Lockwood sells his paddles online for $135 to $145, through his website, thetispaddles.com. He uses his canoes for a season then sells them to his friends for about $300. A brand-new wood-strip boat typically costs at least $2,000, so Lockwood clearly isn’t in it for the money. He does it because he enjoys the hobby, and it gives him a reason to go canoeing.
In 1977, Lockwood was living in upstate New York when he and a friend borrowed a canoe and entered a 70-mile race. It was their first time paddling, and they weren’t prepared for the strenuous trek. He says the race “almost killed them” physically, but he was hooked on the sport immediately. At the time, having a young family and making mortgage payments didn’t allow him to buy a fancy boat, so he learned to make one from a man he met at a craft show. Since then, Lockwood has made seven canoes, one out of carbon fiber, which is lighter than wood, but more fragile.
Lockwood loves making wood-strip canoes because it is a learned technique, and he produces something he can use. For him, being able to create something with his hands is an invaluable skill, one that he feels is lost today.
He says the cost of materials to make a canoe is about $500; this includes making the forms, which can be used multiple times. “The material costs up front really aren’t that much, but it’s your time that’s important,” Lockwood says.
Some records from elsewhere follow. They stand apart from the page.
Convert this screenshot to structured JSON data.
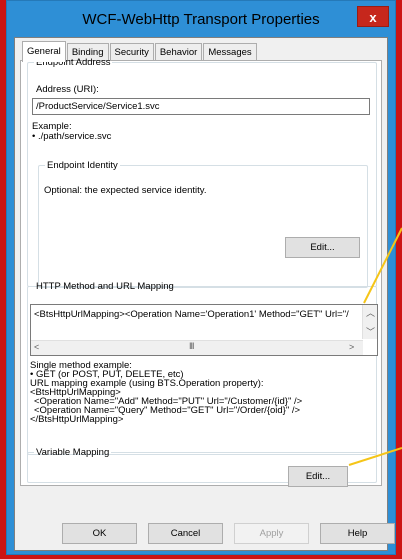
{
  "window": {
    "title": "WCF-WebHttp Transport Properties",
    "close_glyph": "x"
  },
  "tabs": [
    "General",
    "Binding",
    "Security",
    "Behavior",
    "Messages"
  ],
  "endpoint": {
    "legend": "Endpoint Address",
    "address_label": "Address (URI):",
    "address_value": "/ProductService/Service1.svc",
    "example_label": "Example:",
    "example_value": "• ./path/service.svc"
  },
  "identity": {
    "legend": "Endpoint Identity",
    "description": "Optional: the expected service identity.",
    "edit_label": "Edit..."
  },
  "http_mapping": {
    "legend": "HTTP Method and URL Mapping",
    "content": "<BtsHttpUrlMapping><Operation Name='Operation1' Method=\"GET\" Url=\"/",
    "help_lines": [
      "Single method example:",
      "• GET (or POST, PUT, DELETE, etc)",
      "URL mapping example (using BTS.Operation property):",
      "<BtsHttpUrlMapping>",
      "  <Operation Name=\"Add\" Method=\"PUT\" Url=\"/Customer/{id}\" />",
      "  <Operation Name=\"Query\" Method=\"GET\" Url=\"/Order/{oid}\" />",
      "</BtsHttpUrlMapping>"
    ]
  },
  "variable_mapping": {
    "legend": "Variable Mapping",
    "edit_label": "Edit..."
  },
  "buttons": {
    "ok": "OK",
    "cancel": "Cancel",
    "apply": "Apply",
    "help": "Help"
  },
  "colors": {
    "title_bar": "#2e8fd6",
    "close": "#c6271c",
    "annotation": "#f5c518",
    "background": "#cc1414"
  }
}
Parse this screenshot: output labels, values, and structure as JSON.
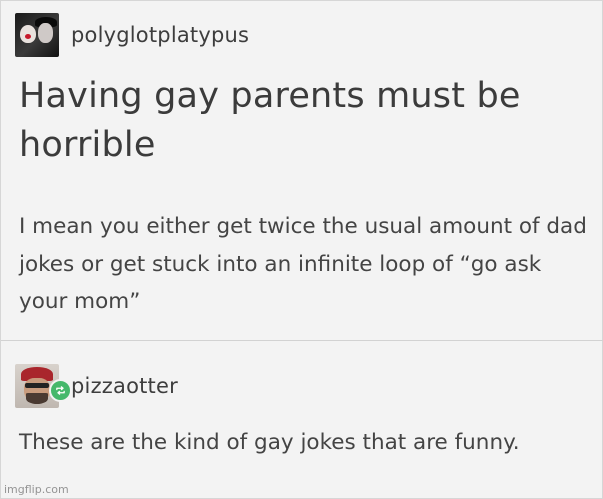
{
  "original_post": {
    "username": "polyglotplatypus",
    "title": "Having gay parents must be horrible",
    "body": "I mean you either get twice the usual amount of dad jokes or get stuck into an infinite loop of “go ask your mom”"
  },
  "reblog": {
    "username": "pizzaotter",
    "comment": "These are the kind of gay jokes that are funny."
  },
  "watermark": "imgflip.com",
  "colors": {
    "background": "#f3f3f3",
    "text": "#3e3e3e",
    "reblog_badge": "#45b86b",
    "divider": "#d2d2d2"
  },
  "icons": {
    "reblog_badge": "reblog-icon"
  }
}
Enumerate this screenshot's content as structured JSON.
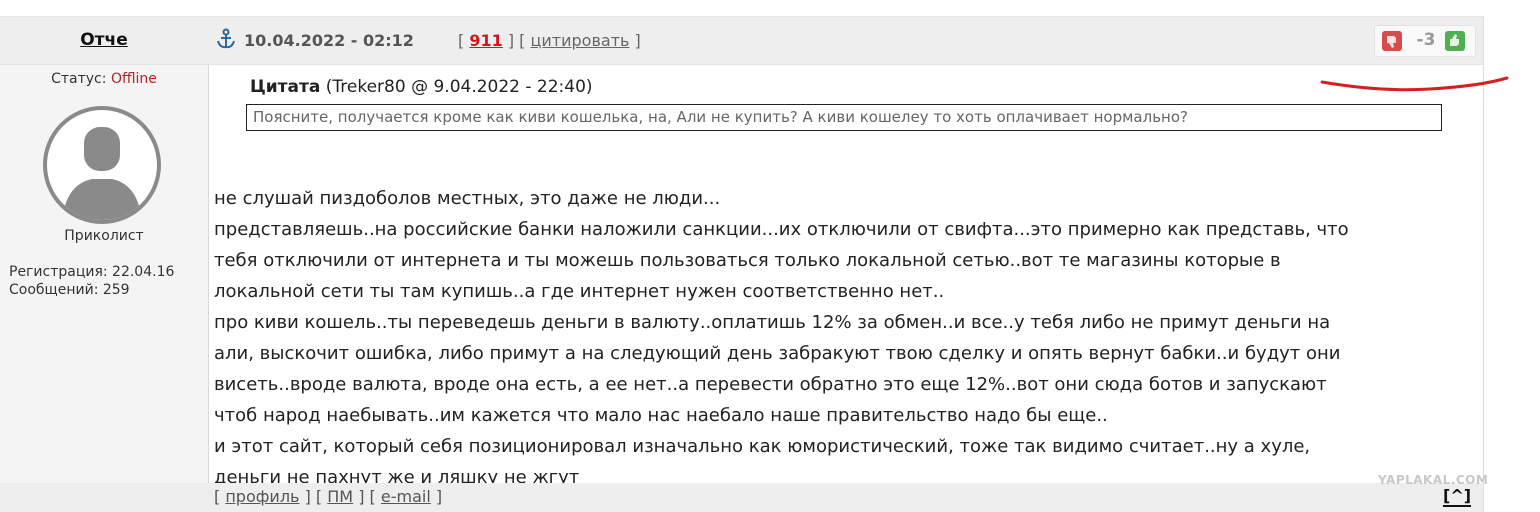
{
  "author": {
    "name": "Отче"
  },
  "post": {
    "date": "10.04.2022 - 02:12",
    "bracket_open": "[",
    "bracket_mid": "] [",
    "bracket_close": "]",
    "number": "911",
    "quote_link": "цитировать"
  },
  "rating": {
    "score": "-3",
    "down_icon": "thumb-down",
    "up_icon": "thumb-up"
  },
  "user": {
    "status_label": "Статус:",
    "status_value": "Offline",
    "title": "Приколист",
    "reg_label": "Регистрация: 22.04.16",
    "posts_label": "Сообщений: 259"
  },
  "quote": {
    "title": "Цитата",
    "source": "(Treker80 @ 9.04.2022 - 22:40)",
    "text": "Поясните, получается кроме как киви кошелька, на, Али не купить? А киви кошелеу то хоть оплачивает нормально?"
  },
  "body_lines": [
    "не слушай пиздоболов местных, это даже не люди...",
    "представляешь..на российские банки наложили санкции...их отключили от свифта...это примерно как представь, что",
    "тебя отключили от интернета и ты можешь пользоваться только локальной сетью..вот те магазины которые в",
    "локальной сети ты там купишь..а где интернет нужен соответственно нет..",
    "про киви кошель..ты переведешь деньги в валюту..оплатишь 12% за обмен..и все..у тебя либо не примут деньги на",
    "али, выскочит ошибка, либо примут а на следующий день забракуют твою сделку и опять вернут бабки..и будут они",
    "висеть..вроде валюта, вроде она есть, а ее нет..а перевести обратно это еще 12%..вот они сюда ботов и запускают",
    "чтоб народ наебывать..им кажется что мало нас наебало наше правительство надо бы еще..",
    "и этот сайт, который себя позиционировал изначально как юмористический, тоже так видимо считает..ну а хуле,",
    "деньги не пахнут же и ляшку не жгут"
  ],
  "footer": {
    "b1": "[",
    "profile": "профиль",
    "b2": "] [",
    "pm": "ПМ",
    "b3": "] [",
    "email": "e-mail",
    "b4": "]",
    "top": "[^]"
  },
  "watermark": "YAPLAKAL.COM",
  "colors": {
    "annotation": "#d42020",
    "thumb_down": "#d74b4b",
    "thumb_up": "#4fb04f",
    "post_number": "#cc1a1a"
  }
}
It takes Lockwood 40 hours to make one canoe, and he typically works on canoes or paddles seven hours per week. Paddles only take about two hours to make, and Lockwood says he has crafted hundreds of them.
Bryan Hopkins, an avid watercraft racer and paddling friend of Lockwood’s, used to build wooden canoes and kayaks. The two met on an informal paddling trip on the Missouri River and found they both had a passion for building wood-strip boats.
“There is a certain beauty and warmth from a wooden boat as opposed to fiberglass and plastic,” Hopkins says. “The key to building a boat is to enjoy the process of building it as much as using the boat.”
Hopkins only uses wood for his boats, but he says he admires Lockwood’s interest in other materials and boat types.
“(Charlie) experiments in a lot of different styles of boats,” Hopkins says. “He tries something different and something new, which is really cool.”
Although Lockwood enjoyed making his carbon-fiber boat, he has a clear preference. “If I can’t be first, I might as well be the best looking one on the river, so I’ll go with wood all the time.”
A wooden canoe is not only beautiful, but also strong, as fellow paddler and friend Jodi Pfefferkorn attests. She says, compared to store-bought paddles, Lockwood’s are tougher. “It’s a pretty rock-solid paddle.”
Pfefferkorn and Lockwood frequently canoe together. Once, Pfefferkorn was using a paddle made by Lockwood, and he thought she would be able to canoe better if it was shorter. Afterward, Lockwood shortened the paddle shaft by half an inch, a change that Pfefferkorn called “a minute difference,” but that is the care Lockwood puts into his work.
Lockwood says his paddles are “basically guaranteed for life.” If they break, he will gladly repair them. But he says, “You would have to really abuse them to break them.”
When not in his workshop or on the water, Lockwood works full time as the owner of Lockwood Furniture Restorations in Columbia and part time as an instructor in the business school at William Woods University. Once he retires, Lockwood says he would like to turn his hobby of making canoes and paddles into his third career, and he might even explore building kayaks.